I myself, I rnmust confess, because I have young children and he was convicted of rnburning alive his two daughters in order to collect insurance money.  I rnalways felt a little queasy corresponding with him.  I never really rnbelieved his constant professions of innocence, but luckily somebody didrn start looking into it and once they hired minimally competent arson rninvestigators to go over the physical evidence, and once they had peoplern go back and look at the witness testimony when they were first rninterviewed by police, versus what they said on the stand, they were rnable to show that, A) there’s no evidence of arson whatsoever, B) rnthere’s no serious motive—the insurance settlement was paltry.  And all rnof the kind of evidence of him being kind of dangerous was also dubious rnand generated by prosecutorial coaching.  And everybody who has looked rnat that case is now convinced that Willingham was innocent.  

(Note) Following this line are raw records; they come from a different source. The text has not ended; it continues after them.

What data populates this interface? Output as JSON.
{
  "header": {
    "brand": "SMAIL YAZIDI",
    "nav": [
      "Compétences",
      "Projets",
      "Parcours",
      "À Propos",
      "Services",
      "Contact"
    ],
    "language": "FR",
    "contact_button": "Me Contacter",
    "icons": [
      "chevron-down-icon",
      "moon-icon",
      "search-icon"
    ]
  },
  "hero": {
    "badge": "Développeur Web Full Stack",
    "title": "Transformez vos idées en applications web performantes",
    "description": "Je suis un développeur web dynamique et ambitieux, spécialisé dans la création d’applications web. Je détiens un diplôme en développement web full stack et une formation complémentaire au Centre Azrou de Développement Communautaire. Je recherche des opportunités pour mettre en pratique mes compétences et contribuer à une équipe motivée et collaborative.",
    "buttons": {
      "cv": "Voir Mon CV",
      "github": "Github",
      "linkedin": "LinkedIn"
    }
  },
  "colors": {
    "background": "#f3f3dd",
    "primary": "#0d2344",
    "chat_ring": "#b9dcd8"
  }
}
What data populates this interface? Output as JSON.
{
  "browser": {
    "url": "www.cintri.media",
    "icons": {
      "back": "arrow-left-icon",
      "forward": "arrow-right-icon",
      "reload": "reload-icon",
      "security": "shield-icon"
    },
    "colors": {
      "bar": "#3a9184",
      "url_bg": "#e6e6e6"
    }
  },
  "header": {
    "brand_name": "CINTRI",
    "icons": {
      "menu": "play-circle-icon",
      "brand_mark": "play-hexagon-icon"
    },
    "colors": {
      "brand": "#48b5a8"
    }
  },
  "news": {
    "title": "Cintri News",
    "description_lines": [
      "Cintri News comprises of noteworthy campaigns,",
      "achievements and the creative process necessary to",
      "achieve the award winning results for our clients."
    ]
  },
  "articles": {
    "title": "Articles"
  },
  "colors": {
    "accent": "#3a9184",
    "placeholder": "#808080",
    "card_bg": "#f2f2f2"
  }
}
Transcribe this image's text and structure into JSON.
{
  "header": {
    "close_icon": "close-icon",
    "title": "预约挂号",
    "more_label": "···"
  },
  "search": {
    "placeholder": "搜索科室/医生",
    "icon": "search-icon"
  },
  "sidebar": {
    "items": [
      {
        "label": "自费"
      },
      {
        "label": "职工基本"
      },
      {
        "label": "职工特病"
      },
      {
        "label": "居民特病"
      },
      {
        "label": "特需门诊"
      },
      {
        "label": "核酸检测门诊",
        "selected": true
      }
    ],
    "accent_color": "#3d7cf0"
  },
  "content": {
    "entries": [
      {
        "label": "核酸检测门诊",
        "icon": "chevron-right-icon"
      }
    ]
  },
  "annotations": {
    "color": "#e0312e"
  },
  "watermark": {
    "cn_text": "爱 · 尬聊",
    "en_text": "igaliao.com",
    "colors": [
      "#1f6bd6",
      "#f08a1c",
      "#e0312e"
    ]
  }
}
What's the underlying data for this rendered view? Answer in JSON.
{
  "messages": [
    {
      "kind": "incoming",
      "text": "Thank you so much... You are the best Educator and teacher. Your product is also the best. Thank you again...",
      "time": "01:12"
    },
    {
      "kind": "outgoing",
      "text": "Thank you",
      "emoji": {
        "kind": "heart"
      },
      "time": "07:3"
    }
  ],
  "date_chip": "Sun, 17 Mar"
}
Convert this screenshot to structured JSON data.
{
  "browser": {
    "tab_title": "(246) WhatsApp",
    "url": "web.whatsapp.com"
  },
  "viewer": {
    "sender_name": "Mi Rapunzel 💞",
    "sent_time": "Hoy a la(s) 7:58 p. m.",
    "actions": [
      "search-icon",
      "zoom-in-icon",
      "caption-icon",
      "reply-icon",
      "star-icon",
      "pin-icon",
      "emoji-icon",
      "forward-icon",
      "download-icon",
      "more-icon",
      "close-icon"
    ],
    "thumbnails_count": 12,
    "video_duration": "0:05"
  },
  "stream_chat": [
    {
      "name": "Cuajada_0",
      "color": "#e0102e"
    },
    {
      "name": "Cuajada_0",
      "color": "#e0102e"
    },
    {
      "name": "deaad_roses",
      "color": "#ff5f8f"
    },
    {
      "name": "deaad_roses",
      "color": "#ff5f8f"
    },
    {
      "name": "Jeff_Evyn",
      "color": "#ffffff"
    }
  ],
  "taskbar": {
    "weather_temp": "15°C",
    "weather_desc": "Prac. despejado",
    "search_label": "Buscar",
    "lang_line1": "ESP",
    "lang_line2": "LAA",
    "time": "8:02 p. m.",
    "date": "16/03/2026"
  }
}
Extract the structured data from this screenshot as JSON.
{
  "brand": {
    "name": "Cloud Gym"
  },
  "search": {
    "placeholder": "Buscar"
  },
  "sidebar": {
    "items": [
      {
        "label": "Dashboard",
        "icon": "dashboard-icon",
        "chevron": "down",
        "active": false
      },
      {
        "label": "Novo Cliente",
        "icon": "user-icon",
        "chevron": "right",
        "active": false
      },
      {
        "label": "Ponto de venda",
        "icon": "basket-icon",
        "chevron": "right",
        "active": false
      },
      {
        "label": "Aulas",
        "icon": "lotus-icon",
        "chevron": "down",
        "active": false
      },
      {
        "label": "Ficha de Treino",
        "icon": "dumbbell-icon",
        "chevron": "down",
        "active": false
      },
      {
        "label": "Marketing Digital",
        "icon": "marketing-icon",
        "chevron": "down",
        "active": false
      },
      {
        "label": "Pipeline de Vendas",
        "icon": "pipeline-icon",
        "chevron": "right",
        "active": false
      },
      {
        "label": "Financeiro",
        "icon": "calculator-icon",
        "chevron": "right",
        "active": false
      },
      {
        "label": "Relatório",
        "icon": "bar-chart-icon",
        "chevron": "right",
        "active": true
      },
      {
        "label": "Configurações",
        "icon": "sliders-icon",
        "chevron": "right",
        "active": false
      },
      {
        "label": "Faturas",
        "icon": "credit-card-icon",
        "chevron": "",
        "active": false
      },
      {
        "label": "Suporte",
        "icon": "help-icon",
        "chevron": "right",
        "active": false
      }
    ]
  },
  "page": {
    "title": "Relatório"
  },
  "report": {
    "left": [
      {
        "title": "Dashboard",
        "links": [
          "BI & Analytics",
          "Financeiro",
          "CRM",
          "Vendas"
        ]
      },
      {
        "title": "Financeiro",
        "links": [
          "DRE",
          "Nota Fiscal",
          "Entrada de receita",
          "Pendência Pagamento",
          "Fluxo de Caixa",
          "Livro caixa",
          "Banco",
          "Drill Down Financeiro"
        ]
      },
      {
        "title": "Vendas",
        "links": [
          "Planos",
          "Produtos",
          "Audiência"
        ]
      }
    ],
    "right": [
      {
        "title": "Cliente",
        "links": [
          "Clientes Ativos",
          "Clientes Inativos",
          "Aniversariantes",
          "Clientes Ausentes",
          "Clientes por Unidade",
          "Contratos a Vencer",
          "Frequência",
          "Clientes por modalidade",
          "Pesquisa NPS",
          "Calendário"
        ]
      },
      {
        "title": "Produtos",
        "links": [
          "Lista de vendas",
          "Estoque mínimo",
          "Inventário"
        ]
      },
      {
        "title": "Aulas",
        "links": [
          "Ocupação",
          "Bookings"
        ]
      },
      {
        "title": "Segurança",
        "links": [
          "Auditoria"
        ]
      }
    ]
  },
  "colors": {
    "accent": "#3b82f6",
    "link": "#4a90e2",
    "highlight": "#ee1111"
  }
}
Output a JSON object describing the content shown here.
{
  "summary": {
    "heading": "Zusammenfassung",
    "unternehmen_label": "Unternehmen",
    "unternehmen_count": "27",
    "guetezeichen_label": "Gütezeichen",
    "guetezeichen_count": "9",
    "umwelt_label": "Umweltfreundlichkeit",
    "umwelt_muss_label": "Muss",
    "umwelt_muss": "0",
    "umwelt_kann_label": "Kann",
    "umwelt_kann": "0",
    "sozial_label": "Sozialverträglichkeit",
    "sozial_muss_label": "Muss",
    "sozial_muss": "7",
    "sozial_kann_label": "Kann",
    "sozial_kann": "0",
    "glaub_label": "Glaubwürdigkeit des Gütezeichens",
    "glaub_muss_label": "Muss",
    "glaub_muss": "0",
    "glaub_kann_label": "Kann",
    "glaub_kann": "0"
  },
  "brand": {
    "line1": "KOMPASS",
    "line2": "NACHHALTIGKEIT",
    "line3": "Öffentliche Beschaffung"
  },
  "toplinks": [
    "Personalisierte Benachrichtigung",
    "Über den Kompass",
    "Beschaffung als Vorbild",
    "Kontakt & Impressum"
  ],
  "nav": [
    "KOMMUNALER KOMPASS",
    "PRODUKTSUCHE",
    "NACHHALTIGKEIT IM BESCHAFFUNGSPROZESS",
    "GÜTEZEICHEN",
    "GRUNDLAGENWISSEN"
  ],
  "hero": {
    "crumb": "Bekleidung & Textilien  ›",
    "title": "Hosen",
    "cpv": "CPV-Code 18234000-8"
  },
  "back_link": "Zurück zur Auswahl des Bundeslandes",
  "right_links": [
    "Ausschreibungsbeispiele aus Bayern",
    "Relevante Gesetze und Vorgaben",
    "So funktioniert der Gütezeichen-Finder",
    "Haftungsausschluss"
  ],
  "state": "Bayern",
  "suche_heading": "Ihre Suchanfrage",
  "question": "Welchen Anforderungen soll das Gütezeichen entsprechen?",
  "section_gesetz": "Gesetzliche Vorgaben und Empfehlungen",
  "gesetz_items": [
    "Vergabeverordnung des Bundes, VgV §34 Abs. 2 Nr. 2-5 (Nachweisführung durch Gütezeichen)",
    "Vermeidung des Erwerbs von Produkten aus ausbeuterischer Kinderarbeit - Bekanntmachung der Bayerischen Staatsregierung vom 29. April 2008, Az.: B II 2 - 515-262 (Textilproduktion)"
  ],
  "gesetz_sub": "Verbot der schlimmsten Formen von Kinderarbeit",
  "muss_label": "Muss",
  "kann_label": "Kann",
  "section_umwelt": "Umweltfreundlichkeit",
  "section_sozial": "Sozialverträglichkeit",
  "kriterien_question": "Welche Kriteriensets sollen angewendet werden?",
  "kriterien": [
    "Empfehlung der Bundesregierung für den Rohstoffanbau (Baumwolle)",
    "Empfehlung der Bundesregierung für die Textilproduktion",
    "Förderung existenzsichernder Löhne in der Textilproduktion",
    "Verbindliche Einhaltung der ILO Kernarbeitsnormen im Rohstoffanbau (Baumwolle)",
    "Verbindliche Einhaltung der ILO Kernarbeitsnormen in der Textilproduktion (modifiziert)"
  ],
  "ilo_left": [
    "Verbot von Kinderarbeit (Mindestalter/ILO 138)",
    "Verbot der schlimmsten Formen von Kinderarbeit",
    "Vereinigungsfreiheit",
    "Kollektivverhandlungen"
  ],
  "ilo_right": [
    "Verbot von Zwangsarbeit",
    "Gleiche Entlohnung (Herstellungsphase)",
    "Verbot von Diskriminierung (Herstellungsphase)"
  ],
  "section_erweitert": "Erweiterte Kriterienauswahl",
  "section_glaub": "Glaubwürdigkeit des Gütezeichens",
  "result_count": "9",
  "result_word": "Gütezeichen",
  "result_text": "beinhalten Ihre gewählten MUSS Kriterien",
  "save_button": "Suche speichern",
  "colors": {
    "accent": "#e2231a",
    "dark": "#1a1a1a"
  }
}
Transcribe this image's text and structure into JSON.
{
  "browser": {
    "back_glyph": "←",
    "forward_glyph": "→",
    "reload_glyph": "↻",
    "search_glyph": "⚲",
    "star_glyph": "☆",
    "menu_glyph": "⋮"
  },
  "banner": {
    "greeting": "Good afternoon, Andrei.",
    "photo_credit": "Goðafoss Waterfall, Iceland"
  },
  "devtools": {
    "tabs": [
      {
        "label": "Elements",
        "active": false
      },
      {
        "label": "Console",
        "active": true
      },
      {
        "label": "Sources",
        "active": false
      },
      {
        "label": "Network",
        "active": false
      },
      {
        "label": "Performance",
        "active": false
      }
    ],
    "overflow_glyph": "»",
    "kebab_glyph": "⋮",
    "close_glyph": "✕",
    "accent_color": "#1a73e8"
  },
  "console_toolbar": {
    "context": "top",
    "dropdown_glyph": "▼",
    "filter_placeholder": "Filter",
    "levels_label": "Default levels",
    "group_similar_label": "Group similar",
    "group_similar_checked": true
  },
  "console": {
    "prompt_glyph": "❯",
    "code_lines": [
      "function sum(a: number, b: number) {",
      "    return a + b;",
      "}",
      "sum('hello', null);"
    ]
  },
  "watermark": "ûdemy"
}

Thern Texas Forensic Science Commission was about to, a couple of months ago,rn declare that he had been wrongly executed.  Governor Ryan, in Illinois,rn when this happened under watch, to his credit, he was a pro-death rnpenalty Republican, he was so troubled by the prospect of executing rninnocents that he vacated death row in order to really high level rninvestigation of the entire death row, and it resulted in a lot more rnexonerations.  And he commuted a lot of those sentences to life in rnprison, and some less, and some people walked free.  

Governor rnPerry, longest serving Governor in Texas history, executed under his rnwatch, more people than any other Governor quite possibly in American rnhistory.  He took a different approach.  When the evidence became clear rnthat an innocent person had been executed under his watch, he fired the rnmembers of the Forensic Science Commission and replaced it with his rncronies such that the truth would be squashed.  And that’s kind of rna—that’s a pattern of his in the past is to pursue policy ideologically rnbased and to ignore truth and evidence.

Recorded April 14, 2010